*EXERCISE*:
Filter the entries below, keeping only lines with "networklayer".

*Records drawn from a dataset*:

* * * * * * * * *

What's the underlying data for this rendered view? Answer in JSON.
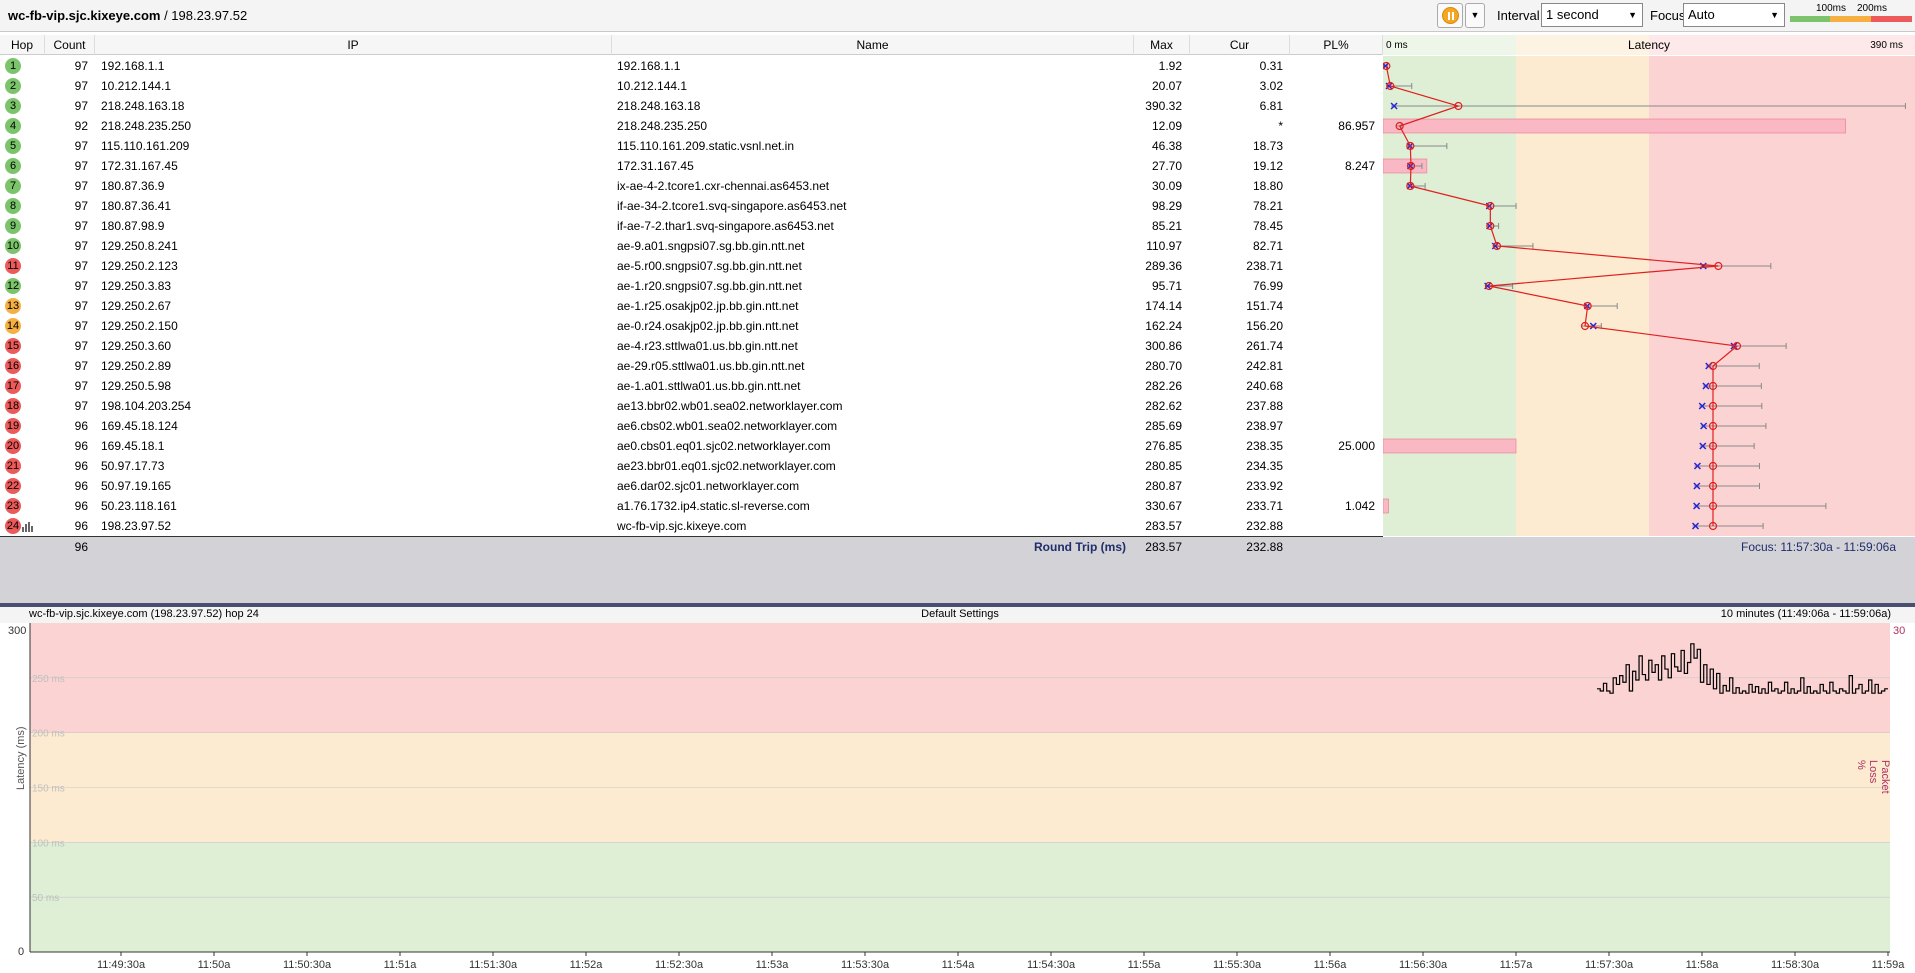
{
  "toolbar": {
    "target_host": "wc-fb-vip.sjc.kixeye.com",
    "target_ip": " / 198.23.97.52",
    "interval_label": "Interval",
    "interval_value": "1 second",
    "focus_label": "Focus",
    "focus_value": "Auto",
    "legend_100": "100ms",
    "legend_200": "200ms"
  },
  "columns": {
    "hop": "Hop",
    "count": "Count",
    "ip": "IP",
    "name": "Name",
    "max": "Max",
    "cur": "Cur",
    "pl": "PL%",
    "latency": "Latency",
    "latency_min": "0 ms",
    "latency_max": "390 ms"
  },
  "hops": [
    {
      "hop": "1",
      "count": "97",
      "ip": "192.168.1.1",
      "name": "192.168.1.1",
      "max": "1.92",
      "cur": "0.31",
      "pl": "",
      "status": "green",
      "avg": 1.0
    },
    {
      "hop": "2",
      "count": "97",
      "ip": "10.212.144.1",
      "name": "10.212.144.1",
      "max": "20.07",
      "cur": "3.02",
      "pl": "",
      "status": "green",
      "avg": 4.0
    },
    {
      "hop": "3",
      "count": "97",
      "ip": "218.248.163.18",
      "name": "218.248.163.18",
      "max": "390.32",
      "cur": "6.81",
      "pl": "",
      "status": "green",
      "avg": 55.0
    },
    {
      "hop": "4",
      "count": "92",
      "ip": "218.248.235.250",
      "name": "218.248.235.250",
      "max": "12.09",
      "cur": "*",
      "pl": "86.957",
      "status": "green",
      "avg": 11.0
    },
    {
      "hop": "5",
      "count": "97",
      "ip": "115.110.161.209",
      "name": "115.110.161.209.static.vsnl.net.in",
      "max": "46.38",
      "cur": "18.73",
      "pl": "",
      "status": "green",
      "avg": 19.0
    },
    {
      "hop": "6",
      "count": "97",
      "ip": "172.31.167.45",
      "name": "172.31.167.45",
      "max": "27.70",
      "cur": "19.12",
      "pl": "8.247",
      "status": "green",
      "avg": 19.5
    },
    {
      "hop": "7",
      "count": "97",
      "ip": "180.87.36.9",
      "name": "ix-ae-4-2.tcore1.cxr-chennai.as6453.net",
      "max": "30.09",
      "cur": "18.80",
      "pl": "",
      "status": "green",
      "avg": 19.0
    },
    {
      "hop": "8",
      "count": "97",
      "ip": "180.87.36.41",
      "name": "if-ae-34-2.tcore1.svq-singapore.as6453.net",
      "max": "98.29",
      "cur": "78.21",
      "pl": "",
      "status": "green",
      "avg": 79.0
    },
    {
      "hop": "9",
      "count": "97",
      "ip": "180.87.98.9",
      "name": "if-ae-7-2.thar1.svq-singapore.as6453.net",
      "max": "85.21",
      "cur": "78.45",
      "pl": "",
      "status": "green",
      "avg": 79.0
    },
    {
      "hop": "10",
      "count": "97",
      "ip": "129.250.8.241",
      "name": "ae-9.a01.sngpsi07.sg.bb.gin.ntt.net",
      "max": "110.97",
      "cur": "82.71",
      "pl": "",
      "status": "green",
      "avg": 84.0
    },
    {
      "hop": "11",
      "count": "97",
      "ip": "129.250.2.123",
      "name": "ae-5.r00.sngpsi07.sg.bb.gin.ntt.net",
      "max": "289.36",
      "cur": "238.71",
      "pl": "",
      "status": "red",
      "avg": 250.0
    },
    {
      "hop": "12",
      "count": "97",
      "ip": "129.250.3.83",
      "name": "ae-1.r20.sngpsi07.sg.bb.gin.ntt.net",
      "max": "95.71",
      "cur": "76.99",
      "pl": "",
      "status": "green",
      "avg": 78.0
    },
    {
      "hop": "13",
      "count": "97",
      "ip": "129.250.2.67",
      "name": "ae-1.r25.osakjp02.jp.bb.gin.ntt.net",
      "max": "174.14",
      "cur": "151.74",
      "pl": "",
      "status": "orange",
      "avg": 152.0
    },
    {
      "hop": "14",
      "count": "97",
      "ip": "129.250.2.150",
      "name": "ae-0.r24.osakjp02.jp.bb.gin.ntt.net",
      "max": "162.24",
      "cur": "156.20",
      "pl": "",
      "status": "orange",
      "avg": 150.0
    },
    {
      "hop": "15",
      "count": "97",
      "ip": "129.250.3.60",
      "name": "ae-4.r23.sttlwa01.us.bb.gin.ntt.net",
      "max": "300.86",
      "cur": "261.74",
      "pl": "",
      "status": "red",
      "avg": 264.0
    },
    {
      "hop": "16",
      "count": "97",
      "ip": "129.250.2.89",
      "name": "ae-29.r05.sttlwa01.us.bb.gin.ntt.net",
      "max": "280.70",
      "cur": "242.81",
      "pl": "",
      "status": "red",
      "avg": 246.0
    },
    {
      "hop": "17",
      "count": "97",
      "ip": "129.250.5.98",
      "name": "ae-1.a01.sttlwa01.us.bb.gin.ntt.net",
      "max": "282.26",
      "cur": "240.68",
      "pl": "",
      "status": "red",
      "avg": 246.0
    },
    {
      "hop": "18",
      "count": "97",
      "ip": "198.104.203.254",
      "name": "ae13.bbr02.wb01.sea02.networklayer.com",
      "max": "282.62",
      "cur": "237.88",
      "pl": "",
      "status": "red",
      "avg": 246.0
    },
    {
      "hop": "19",
      "count": "96",
      "ip": "169.45.18.124",
      "name": "ae6.cbs02.wb01.sea02.networklayer.com",
      "max": "285.69",
      "cur": "238.97",
      "pl": "",
      "status": "red",
      "avg": 246.0
    },
    {
      "hop": "20",
      "count": "96",
      "ip": "169.45.18.1",
      "name": "ae0.cbs01.eq01.sjc02.networklayer.com",
      "max": "276.85",
      "cur": "238.35",
      "pl": "25.000",
      "status": "red",
      "avg": 246.0
    },
    {
      "hop": "21",
      "count": "96",
      "ip": "50.97.17.73",
      "name": "ae23.bbr01.eq01.sjc02.networklayer.com",
      "max": "280.85",
      "cur": "234.35",
      "pl": "",
      "status": "red",
      "avg": 246.0
    },
    {
      "hop": "22",
      "count": "96",
      "ip": "50.97.19.165",
      "name": "ae6.dar02.sjc01.networklayer.com",
      "max": "280.87",
      "cur": "233.92",
      "pl": "",
      "status": "red",
      "avg": 246.0
    },
    {
      "hop": "23",
      "count": "96",
      "ip": "50.23.118.161",
      "name": "a1.76.1732.ip4.static.sl-reverse.com",
      "max": "330.67",
      "cur": "233.71",
      "pl": "1.042",
      "status": "red",
      "avg": 246.0
    },
    {
      "hop": "24",
      "count": "96",
      "ip": "198.23.97.52",
      "name": "wc-fb-vip.sjc.kixeye.com",
      "max": "283.57",
      "cur": "232.88",
      "pl": "",
      "status": "red",
      "avg": 246.0
    }
  ],
  "summary": {
    "count": "96",
    "label": "Round Trip (ms)",
    "max": "283.57",
    "cur": "232.88",
    "focus_range": "Focus: 11:57:30a - 11:59:06a"
  },
  "history": {
    "title": "wc-fb-vip.sjc.kixeye.com (198.23.97.52) hop 24",
    "settings": "Default Settings",
    "range": "10 minutes (11:49:06a - 11:59:06a)",
    "y_axis_title": "Latency (ms)",
    "right_axis_title": "Packet Loss %",
    "y_top": "300",
    "y_bottom": "0",
    "y_right_top": "30",
    "gridline_labels": [
      "250 ms",
      "200 ms",
      "150 ms",
      "100 ms",
      "50 ms"
    ],
    "time_labels": [
      "11:49:30a",
      "11:50a",
      "11:50:30a",
      "11:51a",
      "11:51:30a",
      "11:52a",
      "11:52:30a",
      "11:53a",
      "11:53:30a",
      "11:54a",
      "11:54:30a",
      "11:55a",
      "11:55:30a",
      "11:56a",
      "11:56:30a",
      "11:57a",
      "11:57:30a",
      "11:58a",
      "11:58:30a",
      "11:59a"
    ],
    "series_ms": [
      240,
      238,
      245,
      238,
      236,
      250,
      244,
      252,
      246,
      262,
      238,
      256,
      248,
      270,
      253,
      248,
      266,
      255,
      262,
      248,
      270,
      258,
      250,
      272,
      260,
      256,
      275,
      254,
      264,
      281,
      268,
      276,
      246,
      262,
      244,
      258,
      240,
      254,
      236,
      243,
      238,
      250,
      236,
      241,
      236,
      238,
      236,
      244,
      237,
      242,
      236,
      240,
      236,
      246,
      238,
      240,
      236,
      238,
      246,
      236,
      240,
      236,
      238,
      250,
      236,
      242,
      236,
      238,
      236,
      244,
      238,
      236,
      246,
      238,
      236,
      240,
      238,
      236,
      252,
      236,
      240,
      244,
      236,
      238,
      248,
      236,
      244,
      236,
      238,
      240
    ]
  },
  "colors": {
    "zone_green": "#deefd5",
    "zone_orange": "#fcebd0",
    "zone_red": "#fcd3d3",
    "pl_bar": "#f9b8c4",
    "avg_line": "#e02020",
    "cur_marker": "#2525d8"
  }
}
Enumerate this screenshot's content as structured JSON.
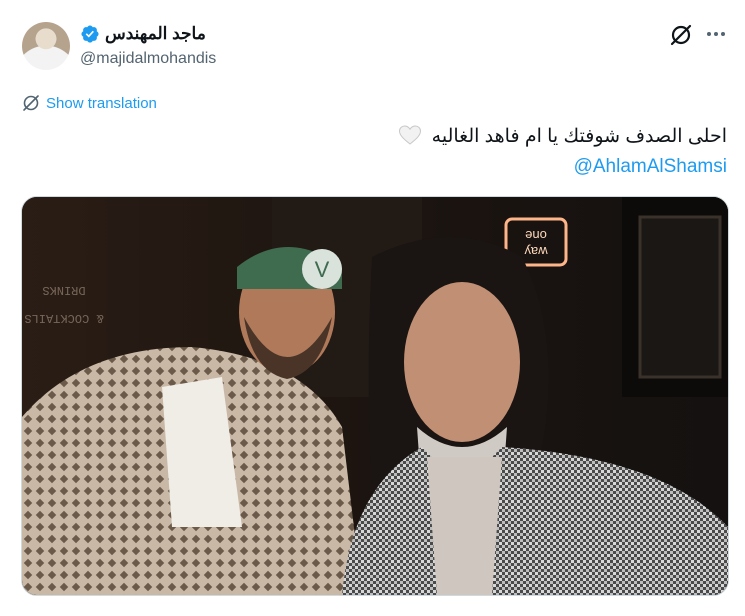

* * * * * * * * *

*RESPONSE*:
      "name": "ae13.bbr02.wb01.sea02.networklayer.com",
      "name": "ae6.cbs02.wb01.sea02.networklayer.com",
      "name": "ae0.cbs01.eq01.sjc02.networklayer.com",
      "name": "ae23.bbr01.eq01.sjc02.networklayer.com",
      "name": "ae6.dar02.sjc01.networklayer.com",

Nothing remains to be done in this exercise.